In 2014, the demand for new music in the form of vinyl met hot and cold results. While the retail numbers are optimistic, production challenges stunt the growth potential of the LP. With the decline of music downloads and the rapid rise of streaming, however, the desire for a physical format is a clear-cut reflection of music consumer preference.
Back in November 2014, data journalist Felix Richter at Statista reported LPs, globally, reached $218 million in annual sales. If you compare that figure to the cost of a show at the 9:30 Club, it can be significant, but otherwise it is not influential to capital. Statista reported by the first half of the year, 4 million units sold. This month, the Wall Street Journal touted Nielsen’s reports of 9.2 million units moved, a 52 percent increase from 2013. The downside of this phenomenon: vinyl records only make up 2 percent of US music sales, despite the digital decline.
One of the champions of annual LP sales is Third Man Records, Jack White’s label.
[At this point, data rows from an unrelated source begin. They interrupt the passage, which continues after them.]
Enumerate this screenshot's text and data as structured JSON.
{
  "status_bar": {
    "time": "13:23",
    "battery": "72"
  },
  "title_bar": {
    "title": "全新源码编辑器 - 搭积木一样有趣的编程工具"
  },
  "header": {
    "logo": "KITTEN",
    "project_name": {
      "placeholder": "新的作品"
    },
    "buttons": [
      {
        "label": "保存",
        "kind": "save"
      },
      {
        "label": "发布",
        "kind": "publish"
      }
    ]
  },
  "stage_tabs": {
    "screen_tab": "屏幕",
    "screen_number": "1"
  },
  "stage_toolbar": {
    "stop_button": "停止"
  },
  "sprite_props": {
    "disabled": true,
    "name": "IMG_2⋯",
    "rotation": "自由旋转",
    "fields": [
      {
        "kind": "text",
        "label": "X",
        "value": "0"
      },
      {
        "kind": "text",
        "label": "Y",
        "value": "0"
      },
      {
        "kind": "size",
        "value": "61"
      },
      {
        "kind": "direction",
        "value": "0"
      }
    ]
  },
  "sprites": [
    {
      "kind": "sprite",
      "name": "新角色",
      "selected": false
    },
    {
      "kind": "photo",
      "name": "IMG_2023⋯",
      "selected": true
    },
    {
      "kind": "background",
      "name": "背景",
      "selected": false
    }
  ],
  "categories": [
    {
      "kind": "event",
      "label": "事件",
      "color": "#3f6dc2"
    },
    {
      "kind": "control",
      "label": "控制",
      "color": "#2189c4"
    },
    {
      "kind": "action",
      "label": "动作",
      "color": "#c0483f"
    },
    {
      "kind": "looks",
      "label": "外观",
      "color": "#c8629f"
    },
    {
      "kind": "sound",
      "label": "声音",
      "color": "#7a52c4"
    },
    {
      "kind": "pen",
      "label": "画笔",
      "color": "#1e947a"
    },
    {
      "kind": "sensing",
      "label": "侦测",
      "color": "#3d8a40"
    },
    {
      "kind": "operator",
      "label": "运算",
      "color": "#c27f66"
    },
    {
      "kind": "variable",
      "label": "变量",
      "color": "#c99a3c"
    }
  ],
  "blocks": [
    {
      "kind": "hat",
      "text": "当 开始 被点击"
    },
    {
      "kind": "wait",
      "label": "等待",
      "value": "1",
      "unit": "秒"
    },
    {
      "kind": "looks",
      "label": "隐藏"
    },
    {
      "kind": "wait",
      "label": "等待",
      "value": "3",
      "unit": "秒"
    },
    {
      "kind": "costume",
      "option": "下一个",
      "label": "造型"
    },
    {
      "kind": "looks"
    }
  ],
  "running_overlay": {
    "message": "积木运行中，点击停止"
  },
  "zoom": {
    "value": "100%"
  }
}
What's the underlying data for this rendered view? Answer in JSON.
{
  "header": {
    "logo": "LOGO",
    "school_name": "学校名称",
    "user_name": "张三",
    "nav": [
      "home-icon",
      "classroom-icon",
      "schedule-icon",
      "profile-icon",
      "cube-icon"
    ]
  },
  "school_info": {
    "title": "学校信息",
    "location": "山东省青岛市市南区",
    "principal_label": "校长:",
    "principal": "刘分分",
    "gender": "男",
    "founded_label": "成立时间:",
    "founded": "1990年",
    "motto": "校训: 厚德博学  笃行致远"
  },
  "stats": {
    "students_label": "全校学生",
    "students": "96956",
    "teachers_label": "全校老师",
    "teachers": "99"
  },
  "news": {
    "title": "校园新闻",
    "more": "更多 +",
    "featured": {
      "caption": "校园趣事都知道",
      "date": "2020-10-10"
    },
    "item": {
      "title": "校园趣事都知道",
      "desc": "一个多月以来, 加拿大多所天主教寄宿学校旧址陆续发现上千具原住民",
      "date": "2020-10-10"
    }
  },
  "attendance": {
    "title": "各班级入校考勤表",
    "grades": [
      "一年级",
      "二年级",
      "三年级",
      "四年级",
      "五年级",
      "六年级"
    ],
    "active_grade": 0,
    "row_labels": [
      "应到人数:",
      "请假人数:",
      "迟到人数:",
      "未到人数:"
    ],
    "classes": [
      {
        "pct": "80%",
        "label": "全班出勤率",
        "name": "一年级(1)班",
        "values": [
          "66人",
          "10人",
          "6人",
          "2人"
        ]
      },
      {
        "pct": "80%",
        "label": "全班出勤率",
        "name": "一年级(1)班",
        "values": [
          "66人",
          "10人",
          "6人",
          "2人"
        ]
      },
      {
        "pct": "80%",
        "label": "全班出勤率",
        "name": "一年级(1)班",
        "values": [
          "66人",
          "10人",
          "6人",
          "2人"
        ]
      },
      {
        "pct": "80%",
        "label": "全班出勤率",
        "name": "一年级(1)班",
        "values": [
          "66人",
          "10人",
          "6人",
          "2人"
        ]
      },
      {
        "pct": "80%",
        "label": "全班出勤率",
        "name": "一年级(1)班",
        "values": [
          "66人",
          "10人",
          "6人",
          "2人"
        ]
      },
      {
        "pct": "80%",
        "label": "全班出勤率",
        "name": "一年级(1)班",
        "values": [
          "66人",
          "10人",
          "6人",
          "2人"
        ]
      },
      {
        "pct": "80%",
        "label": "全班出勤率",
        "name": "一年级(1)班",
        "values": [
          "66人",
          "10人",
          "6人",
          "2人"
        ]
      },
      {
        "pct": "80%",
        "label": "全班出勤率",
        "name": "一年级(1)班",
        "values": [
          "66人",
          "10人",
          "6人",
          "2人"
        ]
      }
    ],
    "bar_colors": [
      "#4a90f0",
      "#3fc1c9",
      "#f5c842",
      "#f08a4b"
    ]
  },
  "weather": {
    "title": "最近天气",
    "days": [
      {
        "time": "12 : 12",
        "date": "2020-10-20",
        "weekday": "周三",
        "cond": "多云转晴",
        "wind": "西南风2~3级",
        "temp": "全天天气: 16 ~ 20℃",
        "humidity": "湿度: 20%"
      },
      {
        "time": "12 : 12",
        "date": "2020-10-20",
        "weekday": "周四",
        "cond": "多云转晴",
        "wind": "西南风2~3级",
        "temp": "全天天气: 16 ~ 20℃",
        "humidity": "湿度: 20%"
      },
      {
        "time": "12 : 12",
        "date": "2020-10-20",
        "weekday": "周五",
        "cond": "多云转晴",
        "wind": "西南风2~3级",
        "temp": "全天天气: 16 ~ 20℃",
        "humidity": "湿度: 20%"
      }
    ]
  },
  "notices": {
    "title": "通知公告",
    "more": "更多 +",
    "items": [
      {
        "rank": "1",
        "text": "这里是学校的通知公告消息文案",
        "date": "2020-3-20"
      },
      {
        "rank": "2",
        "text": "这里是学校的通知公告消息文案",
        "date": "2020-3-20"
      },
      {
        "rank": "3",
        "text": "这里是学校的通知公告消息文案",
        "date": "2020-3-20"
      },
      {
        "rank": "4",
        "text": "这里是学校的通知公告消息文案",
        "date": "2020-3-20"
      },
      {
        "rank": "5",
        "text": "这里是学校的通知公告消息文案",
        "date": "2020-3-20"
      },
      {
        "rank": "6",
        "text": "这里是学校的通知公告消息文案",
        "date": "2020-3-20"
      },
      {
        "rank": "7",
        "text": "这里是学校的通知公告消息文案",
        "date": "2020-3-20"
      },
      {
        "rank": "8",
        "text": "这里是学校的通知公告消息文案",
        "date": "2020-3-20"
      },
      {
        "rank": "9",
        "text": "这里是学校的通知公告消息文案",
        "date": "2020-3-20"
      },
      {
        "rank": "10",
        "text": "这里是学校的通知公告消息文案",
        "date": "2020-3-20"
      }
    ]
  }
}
With his evengreen bent for self-promotion, White’s latest effort, Lazaretto, sold 40,000 vinyl copies in its first week and 87,000 cumulatively. White rallied his fanbase during Record Store Day when he recorded, pressed, and released the “boutique” album in less than four hours.
Last years sales were also boosted by artists such as Beck, Black Keys, Arctic Monkeys, and Lana Del Rey. Classic albums Abbey Road and Legend held their own in top 10 collective sales of LPs in the United States.